# [THE RECORDS]
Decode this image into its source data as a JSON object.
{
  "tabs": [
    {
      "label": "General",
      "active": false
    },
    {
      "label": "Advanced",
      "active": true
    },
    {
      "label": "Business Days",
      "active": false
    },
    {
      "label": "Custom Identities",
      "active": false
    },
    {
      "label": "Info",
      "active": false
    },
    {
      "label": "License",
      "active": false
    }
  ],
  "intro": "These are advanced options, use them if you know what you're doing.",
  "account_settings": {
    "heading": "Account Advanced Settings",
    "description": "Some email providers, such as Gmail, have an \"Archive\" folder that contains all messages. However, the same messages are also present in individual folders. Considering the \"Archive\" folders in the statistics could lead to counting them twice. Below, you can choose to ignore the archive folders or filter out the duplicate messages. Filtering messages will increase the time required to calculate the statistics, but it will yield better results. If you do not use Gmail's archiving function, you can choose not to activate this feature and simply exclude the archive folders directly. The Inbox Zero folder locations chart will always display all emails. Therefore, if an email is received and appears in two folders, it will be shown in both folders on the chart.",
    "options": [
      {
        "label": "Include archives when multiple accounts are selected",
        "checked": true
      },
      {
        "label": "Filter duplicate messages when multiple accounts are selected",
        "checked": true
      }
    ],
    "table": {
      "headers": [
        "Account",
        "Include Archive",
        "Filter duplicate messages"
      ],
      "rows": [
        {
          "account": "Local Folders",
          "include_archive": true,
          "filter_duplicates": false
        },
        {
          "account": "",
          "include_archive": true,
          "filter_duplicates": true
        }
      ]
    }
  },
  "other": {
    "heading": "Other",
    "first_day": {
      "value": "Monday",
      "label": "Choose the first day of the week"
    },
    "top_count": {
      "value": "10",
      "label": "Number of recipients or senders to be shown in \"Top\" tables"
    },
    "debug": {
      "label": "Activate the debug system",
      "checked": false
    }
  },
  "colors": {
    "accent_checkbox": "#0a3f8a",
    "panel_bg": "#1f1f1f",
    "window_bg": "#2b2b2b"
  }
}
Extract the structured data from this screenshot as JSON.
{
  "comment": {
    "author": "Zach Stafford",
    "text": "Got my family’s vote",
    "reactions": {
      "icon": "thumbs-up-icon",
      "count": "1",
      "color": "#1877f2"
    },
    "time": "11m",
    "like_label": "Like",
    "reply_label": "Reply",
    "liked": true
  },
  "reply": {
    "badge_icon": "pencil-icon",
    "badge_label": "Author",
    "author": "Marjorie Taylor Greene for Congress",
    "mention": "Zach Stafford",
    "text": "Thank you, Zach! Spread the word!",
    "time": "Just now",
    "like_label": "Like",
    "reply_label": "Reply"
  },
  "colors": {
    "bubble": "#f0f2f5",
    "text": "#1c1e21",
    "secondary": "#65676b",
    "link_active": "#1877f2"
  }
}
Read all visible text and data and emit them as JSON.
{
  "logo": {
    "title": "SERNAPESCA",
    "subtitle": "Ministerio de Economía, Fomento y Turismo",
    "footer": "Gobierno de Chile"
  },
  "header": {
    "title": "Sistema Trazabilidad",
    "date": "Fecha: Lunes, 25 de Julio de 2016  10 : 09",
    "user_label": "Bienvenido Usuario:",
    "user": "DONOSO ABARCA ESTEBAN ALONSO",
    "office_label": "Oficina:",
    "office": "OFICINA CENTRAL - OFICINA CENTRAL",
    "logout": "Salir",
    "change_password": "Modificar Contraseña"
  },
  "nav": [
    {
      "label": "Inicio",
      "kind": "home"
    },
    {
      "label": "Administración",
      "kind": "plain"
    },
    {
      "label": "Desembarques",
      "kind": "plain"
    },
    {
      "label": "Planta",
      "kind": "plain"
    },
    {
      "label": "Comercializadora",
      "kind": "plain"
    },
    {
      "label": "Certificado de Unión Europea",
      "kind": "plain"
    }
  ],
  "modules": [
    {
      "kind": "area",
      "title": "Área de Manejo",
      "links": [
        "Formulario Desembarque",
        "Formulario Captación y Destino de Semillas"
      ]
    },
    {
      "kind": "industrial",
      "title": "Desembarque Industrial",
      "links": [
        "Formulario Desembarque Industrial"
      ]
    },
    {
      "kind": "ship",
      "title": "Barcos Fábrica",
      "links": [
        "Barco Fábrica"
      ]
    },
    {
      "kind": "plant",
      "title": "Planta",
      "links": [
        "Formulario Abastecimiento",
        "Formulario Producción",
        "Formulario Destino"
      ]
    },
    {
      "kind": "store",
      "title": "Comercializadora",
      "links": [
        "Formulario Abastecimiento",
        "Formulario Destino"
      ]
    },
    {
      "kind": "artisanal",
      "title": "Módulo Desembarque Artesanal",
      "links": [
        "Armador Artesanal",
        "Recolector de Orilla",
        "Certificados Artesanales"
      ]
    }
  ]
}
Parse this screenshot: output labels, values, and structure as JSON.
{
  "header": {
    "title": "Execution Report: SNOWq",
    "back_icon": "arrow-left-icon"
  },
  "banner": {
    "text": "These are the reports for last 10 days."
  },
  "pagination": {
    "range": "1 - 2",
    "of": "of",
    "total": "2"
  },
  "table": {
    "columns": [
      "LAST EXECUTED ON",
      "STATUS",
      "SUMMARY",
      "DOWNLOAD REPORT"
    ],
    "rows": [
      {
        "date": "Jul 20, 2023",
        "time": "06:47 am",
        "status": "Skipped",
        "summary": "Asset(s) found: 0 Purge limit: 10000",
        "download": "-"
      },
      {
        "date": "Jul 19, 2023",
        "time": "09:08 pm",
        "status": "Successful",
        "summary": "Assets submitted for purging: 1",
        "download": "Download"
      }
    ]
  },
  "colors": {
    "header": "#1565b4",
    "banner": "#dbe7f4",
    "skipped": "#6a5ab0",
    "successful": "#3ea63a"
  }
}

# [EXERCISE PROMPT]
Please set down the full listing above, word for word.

# [RESULT]
Decode this image into its source data as a JSON object.
{
  "tabs": [
    {
      "label": "General",
      "active": false
    },
    {
      "label": "Advanced",
      "active": true
    },
    {
      "label": "Business Days",
      "active": false
    },
    {
      "label": "Custom Identities",
      "active": false
    },
    {
      "label": "Info",
      "active": false
    },
    {
      "label": "License",
      "active": false
    }
  ],
  "intro": "These are advanced options, use them if you know what you're doing.",
  "account_settings": {
    "heading": "Account Advanced Settings",
    "description": "Some email providers, such as Gmail, have an \"Archive\" folder that contains all messages. However, the same messages are also present in individual folders. Considering the \"Archive\" folders in the statistics could lead to counting them twice. Below, you can choose to ignore the archive folders or filter out the duplicate messages. Filtering messages will increase the time required to calculate the statistics, but it will yield better results. If you do not use Gmail's archiving function, you can choose not to activate this feature and simply exclude the archive folders directly. The Inbox Zero folder locations chart will always display all emails. Therefore, if an email is received and appears in two folders, it will be shown in both folders on the chart.",
    "options": [
      {
        "label": "Include archives when multiple accounts are selected",
        "checked": true
      },
      {
        "label": "Filter duplicate messages when multiple accounts are selected",
        "checked": true
      }
    ],
    "table": {
      "headers": [
        "Account",
        "Include Archive",
        "Filter duplicate messages"
      ],
      "rows": [
        {
          "account": "Local Folders",
          "include_archive": true,
          "filter_duplicates": false
        },
        {
          "account": "",
          "include_archive": true,
          "filter_duplicates": true
        }
      ]
    }
  },
  "other": {
    "heading": "Other",
    "first_day": {
      "value": "Monday",
      "label": "Choose the first day of the week"
    },
    "top_count": {
      "value": "10",
      "label": "Number of recipients or senders to be shown in \"Top\" tables"
    },
    "debug": {
      "label": "Activate the debug system",
      "checked": false
    }
  },
  "colors": {
    "accent_checkbox": "#0a3f8a",
    "panel_bg": "#1f1f1f",
    "window_bg": "#2b2b2b"
  }
}
Extract the structured data from this screenshot as JSON.
{
  "comment": {
    "author": "Zach Stafford",
    "text": "Got my family’s vote",
    "reactions": {
      "icon": "thumbs-up-icon",
      "count": "1",
      "color": "#1877f2"
    },
    "time": "11m",
    "like_label": "Like",
    "reply_label": "Reply",
    "liked": true
  },
  "reply": {
    "badge_icon": "pencil-icon",
    "badge_label": "Author",
    "author": "Marjorie Taylor Greene for Congress",
    "mention": "Zach Stafford",
    "text": "Thank you, Zach! Spread the word!",
    "time": "Just now",
    "like_label": "Like",
    "reply_label": "Reply"
  },
  "colors": {
    "bubble": "#f0f2f5",
    "text": "#1c1e21",
    "secondary": "#65676b",
    "link_active": "#1877f2"
  }
}
Read all visible text and data and emit them as JSON.
{
  "logo": {
    "title": "SERNAPESCA",
    "subtitle": "Ministerio de Economía, Fomento y Turismo",
    "footer": "Gobierno de Chile"
  },
  "header": {
    "title": "Sistema Trazabilidad",
    "date": "Fecha: Lunes, 25 de Julio de 2016  10 : 09",
    "user_label": "Bienvenido Usuario:",
    "user": "DONOSO ABARCA ESTEBAN ALONSO",
    "office_label": "Oficina:",
    "office": "OFICINA CENTRAL - OFICINA CENTRAL",
    "logout": "Salir",
    "change_password": "Modificar Contraseña"
  },
  "nav": [
    {
      "label": "Inicio",
      "kind": "home"
    },
    {
      "label": "Administración",
      "kind": "plain"
    },
    {
      "label": "Desembarques",
      "kind": "plain"
    },
    {
      "label": "Planta",
      "kind": "plain"
    },
    {
      "label": "Comercializadora",
      "kind": "plain"
    },
    {
      "label": "Certificado de Unión Europea",
      "kind": "plain"
    }
  ],
  "modules": [
    {
      "kind": "area",
      "title": "Área de Manejo",
      "links": [
        "Formulario Desembarque",
        "Formulario Captación y Destino de Semillas"
      ]
    },
    {
      "kind": "industrial",
      "title": "Desembarque Industrial",
      "links": [
        "Formulario Desembarque Industrial"
      ]
    },
    {
      "kind": "ship",
      "title": "Barcos Fábrica",
      "links": [
        "Barco Fábrica"
      ]
    },
    {
      "kind": "plant",
      "title": "Planta",
      "links": [
        "Formulario Abastecimiento",
        "Formulario Producción",
        "Formulario Destino"
      ]
    },
    {
      "kind": "store",
      "title": "Comercializadora",
      "links": [
        "Formulario Abastecimiento",
        "Formulario Destino"
      ]
    },
    {
      "kind": "artisanal",
      "title": "Módulo Desembarque Artesanal",
      "links": [
        "Armador Artesanal",
        "Recolector de Orilla",
        "Certificados Artesanales"
      ]
    }
  ]
}
Parse this screenshot: output labels, values, and structure as JSON.
{
  "header": {
    "title": "Execution Report: SNOWq",
    "back_icon": "arrow-left-icon"
  },
  "banner": {
    "text": "These are the reports for last 10 days."
  },
  "pagination": {
    "range": "1 - 2",
    "of": "of",
    "total": "2"
  },
  "table": {
    "columns": [
      "LAST EXECUTED ON",
      "STATUS",
      "SUMMARY",
      "DOWNLOAD REPORT"
    ],
    "rows": [
      {
        "date": "Jul 20, 2023",
        "time": "06:47 am",
        "status": "Skipped",
        "summary": "Asset(s) found: 0 Purge limit: 10000",
        "download": "-"
      },
      {
        "date": "Jul 19, 2023",
        "time": "09:08 pm",
        "status": "Successful",
        "summary": "Assets submitted for purging: 1",
        "download": "Download"
      }
    ]
  },
  "colors": {
    "header": "#1565b4",
    "banner": "#dbe7f4",
    "skipped": "#6a5ab0",
    "successful": "#3ea63a"
  }
}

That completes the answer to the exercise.